Photo by Sal Ingram.
Photo by Ryan Tuttle.
Photo by Kyan Mahzouf.
Photo by Ryan Tuttle.

(A video from the protest will be available later today. Please check back later.)

Three hundred demonstrators gathered in Quarry Plaza yesterday. Organizers cited continuous fee hikes, lack of representation for minorities on campus and lack of transparency from the administration as the catalyst for the movement.

Chris Hables Gray, Crown lecturer and part of the American Federation of Teachers, attended the rally in support of the ongoing student struggles as an extension to the budgetary problems of the University of California.

“This university is going in the wrong direction … This is not the way it was established in the constitution,” Gray said. “Anyone who feels America is democratic, they need to go to a university. If this is democracy, we need more and more.”

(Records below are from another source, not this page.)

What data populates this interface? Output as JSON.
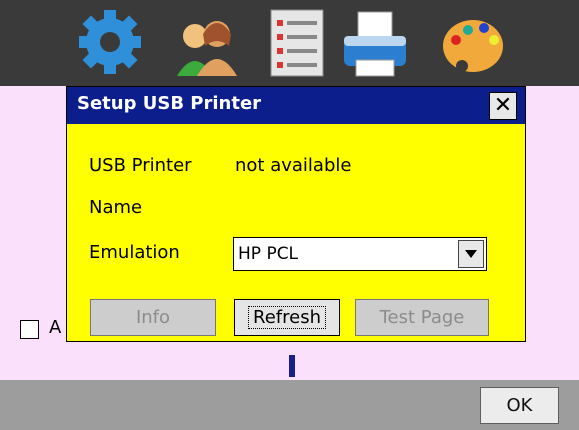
{
  "toolbar": {
    "icons": [
      "gear-icon",
      "users-icon",
      "list-icon",
      "printer-icon",
      "palette-icon"
    ]
  },
  "background": {
    "checkbox_label": "A",
    "ok_label": "OK"
  },
  "dialog": {
    "title": "Setup USB Printer",
    "close_label": "✕",
    "usb_printer_label": "USB Printer",
    "usb_printer_value": "not available",
    "name_label": "Name",
    "emulation_label": "Emulation",
    "emulation_value": "HP PCL",
    "info_label": "Info",
    "refresh_label": "Refresh",
    "test_page_label": "Test Page"
  },
  "colors": {
    "title_bar": "#0b1e8c",
    "dialog_bg": "#ffff00",
    "page_bg": "#fbe0fb",
    "top_bar": "#3a3a3a"
  }
}
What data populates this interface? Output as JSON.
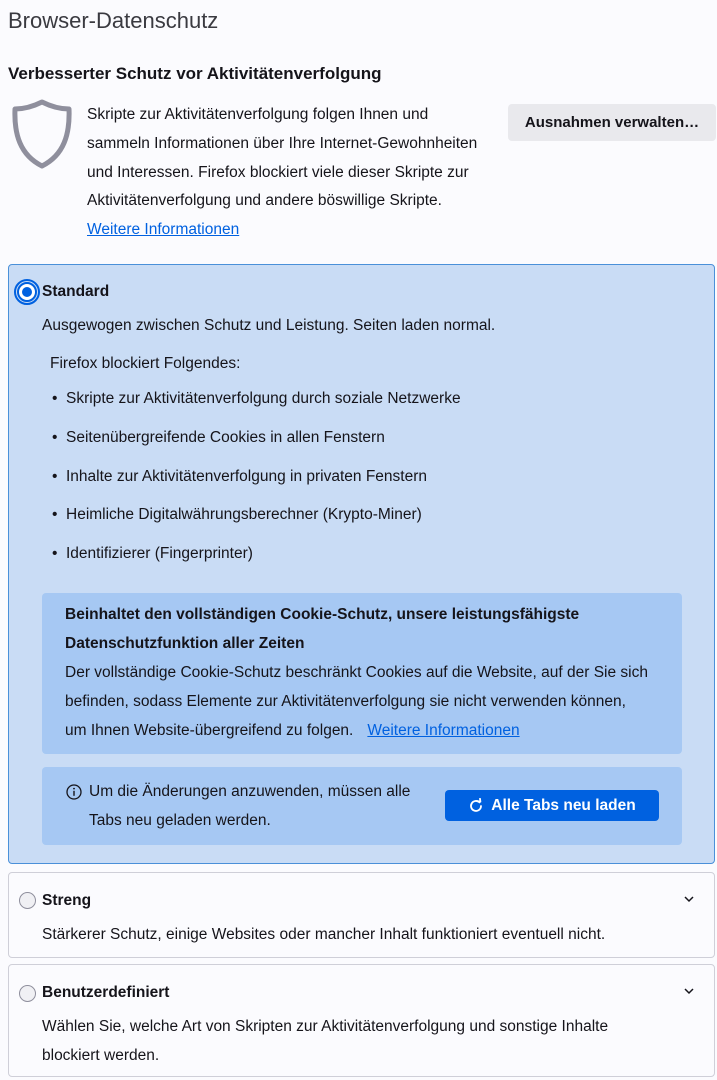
{
  "page": {
    "title": "Browser-Datenschutz"
  },
  "etp": {
    "heading": "Verbesserter Schutz vor Aktivitätenverfolgung",
    "intro_lines": [
      "Skripte zur Aktivitätenverfolgung folgen Ihnen und",
      "sammeln Informationen über Ihre Internet-Gewohnheiten",
      "und Interessen. Firefox blockiert viele dieser Skripte zur",
      "Aktivitätenverfolgung und andere böswillige Skripte."
    ],
    "learn_more": "Weitere Informationen",
    "exceptions_button": "Ausnahmen verwalten…",
    "icon": "shield-icon"
  },
  "standard": {
    "label": "Standard",
    "selected": true,
    "description": "Ausgewogen zwischen Schutz und Leistung. Seiten laden normal.",
    "blocks_heading": "Firefox blockiert Folgendes:",
    "blocks": [
      "Skripte zur Aktivitätenverfolgung durch soziale Netzwerke",
      "Seitenübergreifende Cookies in allen Fenstern",
      "Inhalte zur Aktivitätenverfolgung in privaten Fenstern",
      "Heimliche Digitalwährungsberechner (Krypto-Miner)",
      "Identifizierer (Fingerprinter)"
    ],
    "tcp": {
      "title_lines": [
        "Beinhaltet den vollständigen Cookie-Schutz, unsere leistungsfähigste",
        "Datenschutzfunktion aller Zeiten"
      ],
      "body_lines": [
        "Der vollständige Cookie-Schutz beschränkt Cookies auf die Website, auf der Sie sich",
        "befinden, sodass Elemente zur Aktivitätenverfolgung sie nicht verwenden können,",
        "um Ihnen Website-übergreifend zu folgen."
      ],
      "learn_more": "Weitere Informationen"
    },
    "reload": {
      "text_lines": [
        "Um die Änderungen anzuwenden, müssen alle",
        "Tabs neu geladen werden."
      ],
      "button": "Alle Tabs neu laden"
    }
  },
  "strict": {
    "label": "Streng",
    "selected": false,
    "description": "Stärkerer Schutz, einige Websites oder mancher Inhalt funktioniert eventuell nicht."
  },
  "custom": {
    "label": "Benutzerdefiniert",
    "selected": false,
    "description_lines": [
      "Wählen Sie, welche Art von Skripten zur Aktivitätenverfolgung und sonstige Inhalte",
      "blockiert werden."
    ]
  },
  "colors": {
    "accent": "#0061e0",
    "selected_bg": "#c9dcf5",
    "inner_box": "#a6c8f3"
  }
}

Of the $500 million cut the UC faces, UCSC stands to lost $31 million in the 2011–12 fiscal year. As a result, students face another fee hike effective fall 2011.

The budget deficit has led to the suspension of American and community studies on campus.

The demand for an ethnic studies program has been highlighted in the wake of these suspensions. UCSC, unlike UC Berkeley, UC Riverside and UC San Diego, does not offer an ethnic studies major.

Literature professor Christine Hong pointed out the lack of diversity on campus and critiqued the efficacy of the ‘safe spaces’ that the university provides.

“When you set aside a floor for housing for black students as a ‘safe space,’ what message are you communicating about the whole campus?”

A petition to establish an ethnic studies program and calls for change circulated during the rally.

The petition reads: “UC Santa Cruz must adjust its institutional priorities away from bloated administrative salaries and allocate permanent funding for ethnic and critical race studies … that articulates with queer, feminist and labor studies in challenging asymmetrical power relations…”

Workers, students and professors addressed ongoing efforts to democratize education. Topics of discussion included The DREAM Act and international revolutions.

The DREAM Act, which would give conditional permanent residency to undocumented students after graduating from high school, has been an ongoing legislative proposal since 2001.

Student speaker Christian Cuadrado-Garcia said: “We need to imagine a better world, here and now.”

With this, he invited students to continue advocating for ethnic studies.

An hour and a half into the rally, over 60 student demonstrators occupied the Ethnic Resource Center (ERC). Some sat on the floor while the others crowded the hallways and the entrance to the ERC.

Some said the organization was starting to feel militant.

Student organizers said the building was chosen for the demonstration to address the small space given to ethnic resources.

“This is a space we all pay for, a space for people of color and everyone else,” said a student who wished to remain anonymous. “Resources are not enough … the ERC should not be stuck at the end of this hall.”

The ERC is located on the third floor of the Bay Tree Conference Center, and shares the floor with the Career Center.

American Indian Resource Center director Carolyn Dunn addressed the students.

“This is a designated safe space for people of color,” Dunn said. “We are in complete support of what you guys are doing [but] I’m asking everyone to respect the work of this office.”

In response to Dunn’s request, some demonstrators exited to the patio while others gathered in a conference room. After a short time the group reconvened.

Leo Ritz-Barr, a fourth-year political theory major, said that in order to work together students needed to understand everyone’s different societal role.

“Solidarity is not sympathy. It’s unity through struggle,” Ritz-Barr said. “It’s OK to feel uncomfortable as a white student … students of color are the afflicted and we’re going to have to articulate the need for ethnic studies to help make white people understand their privilege.”

Maximilian Rosa, a junior transfer student, said that the disputes among students needed to happen.

“Where this needs to go next is to use these venues and events to get people’s consensus and publicize them to make people aware of them,” Rosa said.

Demonstrators discussed how to negotiate with the administration. At around 6 p.m., dean of students Alma Sifuentes informed the group that executive vice chancellor Alison Galloway had offered to meet with students on Friday afternoon if they agreed not to occupy the building overnight. Sifuentes later informed negotiators that this offer only applied if organizers responded by 6:30 p.m.

Students decided to stay the night and at press time had occupied the Cervantes Velazquez conference room on the third floor of the Bay Tree Conference Center. The protesters have created a website and a Twitter account to keep supporters updated.